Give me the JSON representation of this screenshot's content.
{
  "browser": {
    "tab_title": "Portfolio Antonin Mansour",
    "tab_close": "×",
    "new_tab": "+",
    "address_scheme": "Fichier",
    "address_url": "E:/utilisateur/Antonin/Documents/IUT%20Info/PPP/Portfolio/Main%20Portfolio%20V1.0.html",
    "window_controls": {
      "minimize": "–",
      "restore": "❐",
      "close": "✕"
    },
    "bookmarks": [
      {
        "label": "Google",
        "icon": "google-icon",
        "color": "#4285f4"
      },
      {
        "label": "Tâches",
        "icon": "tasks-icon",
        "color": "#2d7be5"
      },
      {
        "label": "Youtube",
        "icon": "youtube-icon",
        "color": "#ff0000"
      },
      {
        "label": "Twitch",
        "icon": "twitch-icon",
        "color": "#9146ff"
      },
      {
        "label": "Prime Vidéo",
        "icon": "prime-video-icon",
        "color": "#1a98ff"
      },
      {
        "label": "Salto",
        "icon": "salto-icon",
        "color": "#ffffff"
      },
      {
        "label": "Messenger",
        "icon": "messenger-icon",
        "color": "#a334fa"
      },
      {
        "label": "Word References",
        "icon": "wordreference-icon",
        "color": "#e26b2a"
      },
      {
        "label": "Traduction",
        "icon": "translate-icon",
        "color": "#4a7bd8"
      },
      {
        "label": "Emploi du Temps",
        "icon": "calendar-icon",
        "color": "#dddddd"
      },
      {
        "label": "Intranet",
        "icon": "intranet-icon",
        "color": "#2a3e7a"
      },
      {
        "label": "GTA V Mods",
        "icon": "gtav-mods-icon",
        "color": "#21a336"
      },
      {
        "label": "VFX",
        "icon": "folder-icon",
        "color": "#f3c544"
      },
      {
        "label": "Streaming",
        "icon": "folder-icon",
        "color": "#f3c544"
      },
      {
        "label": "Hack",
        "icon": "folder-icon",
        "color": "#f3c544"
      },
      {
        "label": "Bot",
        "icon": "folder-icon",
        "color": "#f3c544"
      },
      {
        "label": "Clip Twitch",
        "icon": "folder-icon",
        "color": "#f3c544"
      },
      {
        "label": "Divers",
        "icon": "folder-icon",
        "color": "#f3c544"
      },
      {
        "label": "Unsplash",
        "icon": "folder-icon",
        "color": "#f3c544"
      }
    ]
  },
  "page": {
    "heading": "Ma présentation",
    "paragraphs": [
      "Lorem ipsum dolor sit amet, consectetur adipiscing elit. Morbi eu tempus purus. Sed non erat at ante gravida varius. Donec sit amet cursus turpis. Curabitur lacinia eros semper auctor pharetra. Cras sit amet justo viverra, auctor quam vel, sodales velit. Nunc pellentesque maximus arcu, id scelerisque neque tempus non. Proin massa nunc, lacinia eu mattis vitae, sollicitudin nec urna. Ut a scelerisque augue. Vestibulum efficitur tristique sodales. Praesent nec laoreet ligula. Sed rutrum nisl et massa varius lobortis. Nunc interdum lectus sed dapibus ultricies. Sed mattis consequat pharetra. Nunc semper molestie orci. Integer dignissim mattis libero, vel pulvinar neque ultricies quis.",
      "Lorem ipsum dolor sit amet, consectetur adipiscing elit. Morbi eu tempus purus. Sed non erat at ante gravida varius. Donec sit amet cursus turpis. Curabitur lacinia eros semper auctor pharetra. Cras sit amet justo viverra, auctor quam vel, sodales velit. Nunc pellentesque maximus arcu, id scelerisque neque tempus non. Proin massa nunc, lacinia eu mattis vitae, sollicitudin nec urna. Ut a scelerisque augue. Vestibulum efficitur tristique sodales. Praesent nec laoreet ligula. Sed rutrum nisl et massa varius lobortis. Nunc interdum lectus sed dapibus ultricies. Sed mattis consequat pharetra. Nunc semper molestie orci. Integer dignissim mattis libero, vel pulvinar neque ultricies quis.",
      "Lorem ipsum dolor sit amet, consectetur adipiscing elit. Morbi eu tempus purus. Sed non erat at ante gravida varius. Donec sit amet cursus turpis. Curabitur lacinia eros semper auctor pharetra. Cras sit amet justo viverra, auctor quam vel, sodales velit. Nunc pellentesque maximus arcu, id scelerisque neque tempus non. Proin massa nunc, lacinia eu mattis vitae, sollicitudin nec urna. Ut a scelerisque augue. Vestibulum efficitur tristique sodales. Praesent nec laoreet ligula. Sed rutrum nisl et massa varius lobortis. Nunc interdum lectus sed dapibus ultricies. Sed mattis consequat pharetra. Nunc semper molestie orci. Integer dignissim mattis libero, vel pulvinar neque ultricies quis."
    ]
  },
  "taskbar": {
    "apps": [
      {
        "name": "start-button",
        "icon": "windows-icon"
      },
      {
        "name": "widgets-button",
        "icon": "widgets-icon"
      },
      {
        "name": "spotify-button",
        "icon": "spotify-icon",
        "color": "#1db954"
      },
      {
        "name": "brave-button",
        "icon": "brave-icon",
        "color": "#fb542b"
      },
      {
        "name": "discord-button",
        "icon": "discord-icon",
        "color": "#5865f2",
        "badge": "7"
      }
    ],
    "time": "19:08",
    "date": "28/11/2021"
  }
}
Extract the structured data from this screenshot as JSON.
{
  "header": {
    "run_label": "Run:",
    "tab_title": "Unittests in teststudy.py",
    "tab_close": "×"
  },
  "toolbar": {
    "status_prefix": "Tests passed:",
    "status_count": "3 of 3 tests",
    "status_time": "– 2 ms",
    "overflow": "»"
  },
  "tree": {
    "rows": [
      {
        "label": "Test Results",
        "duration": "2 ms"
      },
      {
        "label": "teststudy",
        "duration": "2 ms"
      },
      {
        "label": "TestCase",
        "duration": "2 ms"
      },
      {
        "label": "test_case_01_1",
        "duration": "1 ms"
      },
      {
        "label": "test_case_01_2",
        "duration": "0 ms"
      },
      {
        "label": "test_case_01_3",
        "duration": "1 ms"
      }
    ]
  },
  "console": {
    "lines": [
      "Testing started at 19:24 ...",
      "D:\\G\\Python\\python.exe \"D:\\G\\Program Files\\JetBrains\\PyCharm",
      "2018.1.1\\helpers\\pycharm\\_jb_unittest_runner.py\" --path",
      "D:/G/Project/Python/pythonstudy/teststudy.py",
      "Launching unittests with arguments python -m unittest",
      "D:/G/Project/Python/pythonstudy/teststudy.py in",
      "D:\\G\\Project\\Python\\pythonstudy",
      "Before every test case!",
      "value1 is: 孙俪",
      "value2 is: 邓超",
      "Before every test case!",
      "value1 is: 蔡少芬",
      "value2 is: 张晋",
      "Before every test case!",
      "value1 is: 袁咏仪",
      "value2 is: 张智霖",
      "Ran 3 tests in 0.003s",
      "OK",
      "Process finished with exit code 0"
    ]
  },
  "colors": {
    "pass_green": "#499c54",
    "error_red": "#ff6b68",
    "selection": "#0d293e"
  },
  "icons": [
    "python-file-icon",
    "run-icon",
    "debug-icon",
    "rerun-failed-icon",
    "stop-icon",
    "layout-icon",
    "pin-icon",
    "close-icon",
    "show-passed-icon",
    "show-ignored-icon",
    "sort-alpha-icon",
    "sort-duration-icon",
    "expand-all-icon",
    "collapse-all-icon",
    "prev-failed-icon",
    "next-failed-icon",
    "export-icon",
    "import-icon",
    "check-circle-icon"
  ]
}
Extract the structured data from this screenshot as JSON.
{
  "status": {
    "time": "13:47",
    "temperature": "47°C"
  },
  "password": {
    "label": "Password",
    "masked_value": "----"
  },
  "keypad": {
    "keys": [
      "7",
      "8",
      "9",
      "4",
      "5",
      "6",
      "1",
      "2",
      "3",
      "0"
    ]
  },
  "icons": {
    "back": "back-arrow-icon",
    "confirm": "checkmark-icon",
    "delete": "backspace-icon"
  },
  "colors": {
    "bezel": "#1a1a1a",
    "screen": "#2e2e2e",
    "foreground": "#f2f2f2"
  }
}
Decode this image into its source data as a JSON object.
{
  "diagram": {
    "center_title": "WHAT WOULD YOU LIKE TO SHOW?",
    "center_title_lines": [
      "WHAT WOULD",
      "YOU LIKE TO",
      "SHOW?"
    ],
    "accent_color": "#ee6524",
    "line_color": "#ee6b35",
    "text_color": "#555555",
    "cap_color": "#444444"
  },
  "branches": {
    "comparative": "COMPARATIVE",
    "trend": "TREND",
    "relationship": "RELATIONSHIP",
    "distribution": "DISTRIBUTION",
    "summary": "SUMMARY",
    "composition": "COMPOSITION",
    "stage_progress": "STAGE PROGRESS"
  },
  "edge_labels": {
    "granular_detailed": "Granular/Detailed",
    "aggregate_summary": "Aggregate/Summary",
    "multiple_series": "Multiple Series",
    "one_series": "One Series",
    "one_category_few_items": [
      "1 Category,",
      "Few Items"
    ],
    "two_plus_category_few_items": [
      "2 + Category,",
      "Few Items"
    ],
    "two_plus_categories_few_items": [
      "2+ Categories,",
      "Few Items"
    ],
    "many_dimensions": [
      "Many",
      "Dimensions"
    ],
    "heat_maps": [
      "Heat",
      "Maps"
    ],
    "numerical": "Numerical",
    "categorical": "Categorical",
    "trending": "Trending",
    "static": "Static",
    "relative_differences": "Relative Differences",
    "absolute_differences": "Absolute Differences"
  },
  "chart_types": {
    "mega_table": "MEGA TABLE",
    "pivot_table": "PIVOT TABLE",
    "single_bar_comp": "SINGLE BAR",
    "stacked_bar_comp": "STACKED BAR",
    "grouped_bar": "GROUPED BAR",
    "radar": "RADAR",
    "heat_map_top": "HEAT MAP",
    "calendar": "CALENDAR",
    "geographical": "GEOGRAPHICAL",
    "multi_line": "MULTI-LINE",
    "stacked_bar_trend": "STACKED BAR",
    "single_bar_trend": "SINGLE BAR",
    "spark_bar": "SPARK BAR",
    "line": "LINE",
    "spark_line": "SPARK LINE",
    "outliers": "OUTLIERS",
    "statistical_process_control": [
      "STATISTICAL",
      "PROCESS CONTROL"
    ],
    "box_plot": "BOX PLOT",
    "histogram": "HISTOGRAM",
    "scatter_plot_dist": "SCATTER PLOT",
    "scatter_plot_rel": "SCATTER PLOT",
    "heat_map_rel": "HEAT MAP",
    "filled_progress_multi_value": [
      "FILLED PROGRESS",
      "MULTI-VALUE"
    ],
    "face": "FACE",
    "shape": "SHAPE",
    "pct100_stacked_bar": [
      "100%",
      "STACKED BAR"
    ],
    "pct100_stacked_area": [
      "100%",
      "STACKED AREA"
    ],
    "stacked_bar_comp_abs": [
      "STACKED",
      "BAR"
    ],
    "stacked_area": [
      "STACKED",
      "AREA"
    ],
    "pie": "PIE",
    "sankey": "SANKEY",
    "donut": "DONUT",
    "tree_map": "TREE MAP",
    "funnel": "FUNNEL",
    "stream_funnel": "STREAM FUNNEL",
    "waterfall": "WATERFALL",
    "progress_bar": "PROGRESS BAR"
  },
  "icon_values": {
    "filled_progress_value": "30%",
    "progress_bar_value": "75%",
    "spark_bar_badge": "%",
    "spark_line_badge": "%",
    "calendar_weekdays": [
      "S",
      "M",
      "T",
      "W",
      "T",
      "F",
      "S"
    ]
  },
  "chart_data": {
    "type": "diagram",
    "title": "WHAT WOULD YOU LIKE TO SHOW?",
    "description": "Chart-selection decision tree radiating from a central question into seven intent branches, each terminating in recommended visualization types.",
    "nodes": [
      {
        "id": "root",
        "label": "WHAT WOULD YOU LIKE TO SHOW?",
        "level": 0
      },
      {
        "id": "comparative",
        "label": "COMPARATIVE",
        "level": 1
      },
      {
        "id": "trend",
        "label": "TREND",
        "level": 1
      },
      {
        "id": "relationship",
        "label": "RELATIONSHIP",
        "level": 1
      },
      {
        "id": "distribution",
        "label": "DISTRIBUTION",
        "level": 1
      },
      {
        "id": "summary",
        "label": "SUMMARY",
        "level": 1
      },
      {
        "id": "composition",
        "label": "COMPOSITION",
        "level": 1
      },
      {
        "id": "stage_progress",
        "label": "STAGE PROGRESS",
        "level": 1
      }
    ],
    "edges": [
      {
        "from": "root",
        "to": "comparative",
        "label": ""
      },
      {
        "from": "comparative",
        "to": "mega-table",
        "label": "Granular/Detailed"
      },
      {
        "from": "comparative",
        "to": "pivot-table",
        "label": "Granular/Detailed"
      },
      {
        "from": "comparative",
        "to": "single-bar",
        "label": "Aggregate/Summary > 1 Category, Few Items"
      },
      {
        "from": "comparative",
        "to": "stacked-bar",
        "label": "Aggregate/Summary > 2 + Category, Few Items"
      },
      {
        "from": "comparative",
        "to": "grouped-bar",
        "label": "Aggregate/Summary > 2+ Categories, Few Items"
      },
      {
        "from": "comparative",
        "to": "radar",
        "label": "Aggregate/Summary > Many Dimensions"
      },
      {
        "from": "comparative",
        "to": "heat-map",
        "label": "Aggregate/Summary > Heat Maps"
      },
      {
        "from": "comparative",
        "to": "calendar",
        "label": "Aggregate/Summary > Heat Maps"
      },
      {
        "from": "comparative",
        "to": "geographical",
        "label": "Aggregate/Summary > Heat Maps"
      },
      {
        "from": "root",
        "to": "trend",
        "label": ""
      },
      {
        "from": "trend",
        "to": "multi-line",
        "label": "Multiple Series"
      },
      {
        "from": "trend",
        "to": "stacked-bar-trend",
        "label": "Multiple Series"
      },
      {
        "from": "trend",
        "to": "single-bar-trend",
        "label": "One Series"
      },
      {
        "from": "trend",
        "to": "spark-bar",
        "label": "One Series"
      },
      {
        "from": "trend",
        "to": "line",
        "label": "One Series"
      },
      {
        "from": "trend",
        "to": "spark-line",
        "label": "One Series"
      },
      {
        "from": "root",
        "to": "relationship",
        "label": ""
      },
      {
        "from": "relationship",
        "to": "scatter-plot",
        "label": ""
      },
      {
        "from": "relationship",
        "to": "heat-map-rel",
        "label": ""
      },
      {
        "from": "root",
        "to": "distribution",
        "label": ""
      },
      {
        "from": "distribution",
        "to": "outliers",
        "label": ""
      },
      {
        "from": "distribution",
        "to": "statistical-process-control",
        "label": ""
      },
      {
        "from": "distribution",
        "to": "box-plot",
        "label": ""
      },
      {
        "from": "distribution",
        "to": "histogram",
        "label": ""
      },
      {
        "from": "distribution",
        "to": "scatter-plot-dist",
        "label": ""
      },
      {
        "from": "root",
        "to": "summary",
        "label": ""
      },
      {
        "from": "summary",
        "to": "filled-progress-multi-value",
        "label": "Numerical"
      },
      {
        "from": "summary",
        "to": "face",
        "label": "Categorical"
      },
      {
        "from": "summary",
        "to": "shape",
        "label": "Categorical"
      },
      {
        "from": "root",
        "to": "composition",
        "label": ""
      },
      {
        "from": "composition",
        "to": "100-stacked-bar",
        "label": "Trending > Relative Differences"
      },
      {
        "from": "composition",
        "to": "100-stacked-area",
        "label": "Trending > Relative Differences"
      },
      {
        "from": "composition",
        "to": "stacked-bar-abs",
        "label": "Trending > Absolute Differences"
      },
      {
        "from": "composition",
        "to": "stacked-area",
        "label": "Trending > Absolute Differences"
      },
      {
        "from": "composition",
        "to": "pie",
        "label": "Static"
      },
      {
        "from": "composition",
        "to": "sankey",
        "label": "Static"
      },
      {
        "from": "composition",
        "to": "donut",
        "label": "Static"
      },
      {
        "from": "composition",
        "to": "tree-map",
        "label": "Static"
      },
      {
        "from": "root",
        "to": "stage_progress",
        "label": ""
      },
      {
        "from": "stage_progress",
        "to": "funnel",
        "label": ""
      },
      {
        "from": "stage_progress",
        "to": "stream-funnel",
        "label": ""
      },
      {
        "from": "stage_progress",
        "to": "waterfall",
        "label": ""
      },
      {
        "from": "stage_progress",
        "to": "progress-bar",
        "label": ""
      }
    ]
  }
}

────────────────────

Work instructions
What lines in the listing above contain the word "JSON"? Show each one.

Your response
Give me the JSON representation of this screenshot's content.
Extract the structured data from this screenshot as JSON.
Extract the structured data from this screenshot as JSON.
Decode this image into its source data as a JSON object.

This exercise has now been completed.